This isn’t even the worst of it. The sugar industry of Florida notoriously imports labor from Jamaica to assist in the grueling annual sugar cane harvest. For the privelege of cutting sugar cane all day, workers are rewarded a little as $2 per hour and must suffer under prison like conditions. These were most famously document in the fantastic 1990 documentary work of Stephanie Black, “H2 Worker.” Conditions may or may not have improved, to my knowledge they may have not. How could a business model used for the past 500 years change overnight? Slavery and the sugar industry built the United States; we won’t let go of it so easily.
The health of this criminal industry depends on massive subsidies from the US Government, who will happily turn a blind eye to the reprehensible conditions that workers slave under. Worse yet, as in interview with the late progressive Jamaican Prime Minister Michael Manley reveals, these subsidies prevent Jamaica (or even Haiti) from successfully developing its own sugar industry, thereby robbing a struggling country of a chance to lift itself out of poverty.
All of the large agricultural conglomerates that have headquarters in the United States such as Cargill, Bunge, Monsanto and Archer Daniels, and the beneficiaries of continued agricultural subsidy programs are internationally owned conglomerates that operate throughout the globe. Thus, in addition to the massive negative worldwide implications of commodity subsidies I just mentioned, the question of political sovereignty must also be addressed. Lost in neo-liberal right wing discussions is the role of international bodies in determining United States domestic policy. To me, the very idea of sovereign states in the 21st century is but an illusion and passports really just serve as protectionist labor schemes.
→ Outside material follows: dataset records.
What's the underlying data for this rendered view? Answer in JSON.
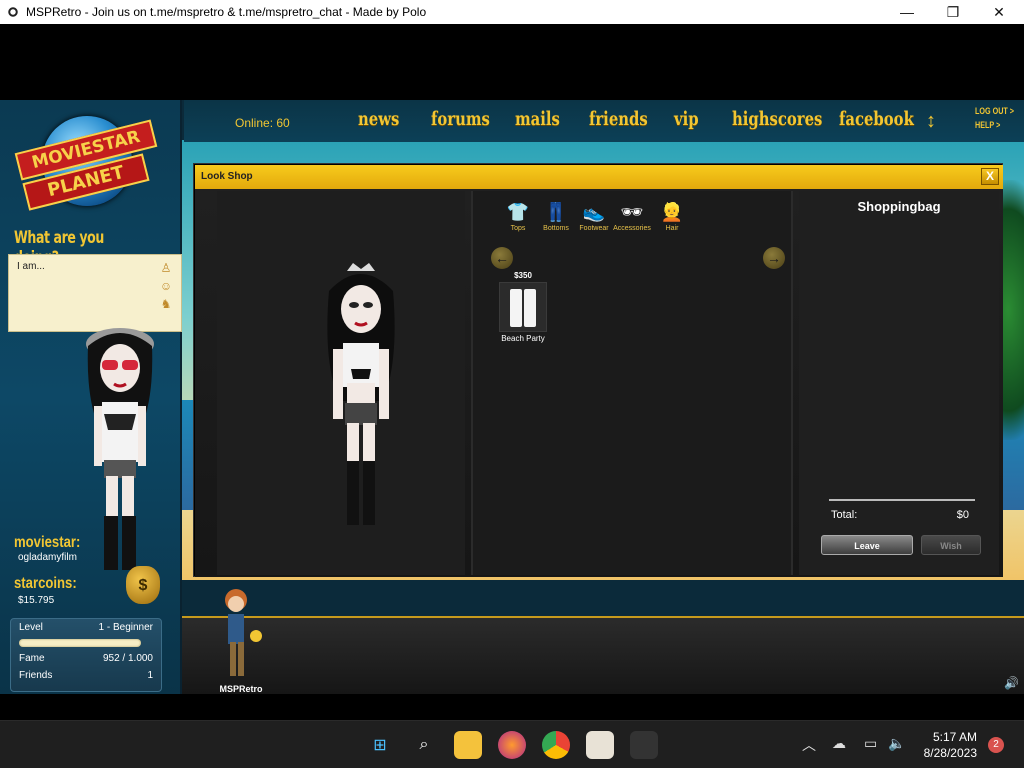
{
  "window": {
    "title": "MSPRetro - Join us on t.me/mspretro & t.me/mspretro_chat - Made by Polo",
    "minimize": "—",
    "maximize": "❐",
    "close": "✕"
  },
  "logo": {
    "line1": "MOVIESTAR",
    "line2": "PLANET"
  },
  "status": {
    "heading": "What are you doing?",
    "text": "I am..."
  },
  "nav": {
    "online": "Online: 60",
    "links": [
      "news",
      "forums",
      "mails",
      "friends",
      "vip",
      "highscores",
      "facebook"
    ],
    "updown": "↕",
    "logout": "LOG OUT >",
    "help": "HELP >"
  },
  "profile": {
    "moviestar_label": "moviestar:",
    "moviestar_name": "ogladamyfilm",
    "starcoins_label": "starcoins:",
    "starcoins_value": "$15.795",
    "money_symbol": "$",
    "level_label": "Level",
    "level_value": "1 - Beginner",
    "level_progress": 1.0,
    "fame_label": "Fame",
    "fame_value": "952 / 1.000",
    "friends_label": "Friends",
    "friends_value": "1"
  },
  "lookshop": {
    "title": "Look Shop",
    "close": "X",
    "categories": [
      "Tops",
      "Bottoms",
      "Footwear",
      "Accessories",
      "Hair"
    ],
    "category_icons": [
      "shirt-icon",
      "pants-icon",
      "shoes-icon",
      "sunglasses-icon",
      "hair-icon"
    ],
    "prev": "←",
    "next": "→",
    "item": {
      "price": "$350",
      "name": "Beach Party"
    },
    "bag_title": "Shoppingbag",
    "total_label": "Total:",
    "total_value": "$0",
    "leave": "Leave",
    "wish": "Wish"
  },
  "chat": {
    "name": "MSPRetro"
  },
  "taskbar": {
    "time": "5:17 AM",
    "date": "8/28/2023",
    "notifications": "2"
  },
  "colors": {
    "accent_gold": "#f2c633",
    "shop_title": "#f7cb1c",
    "panel_blue": "#0b3a52"
  }
}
Worse yet, democracy itself is called into question, when the money of the worldwide elite are able to shape US policy to serve its own narrow goals.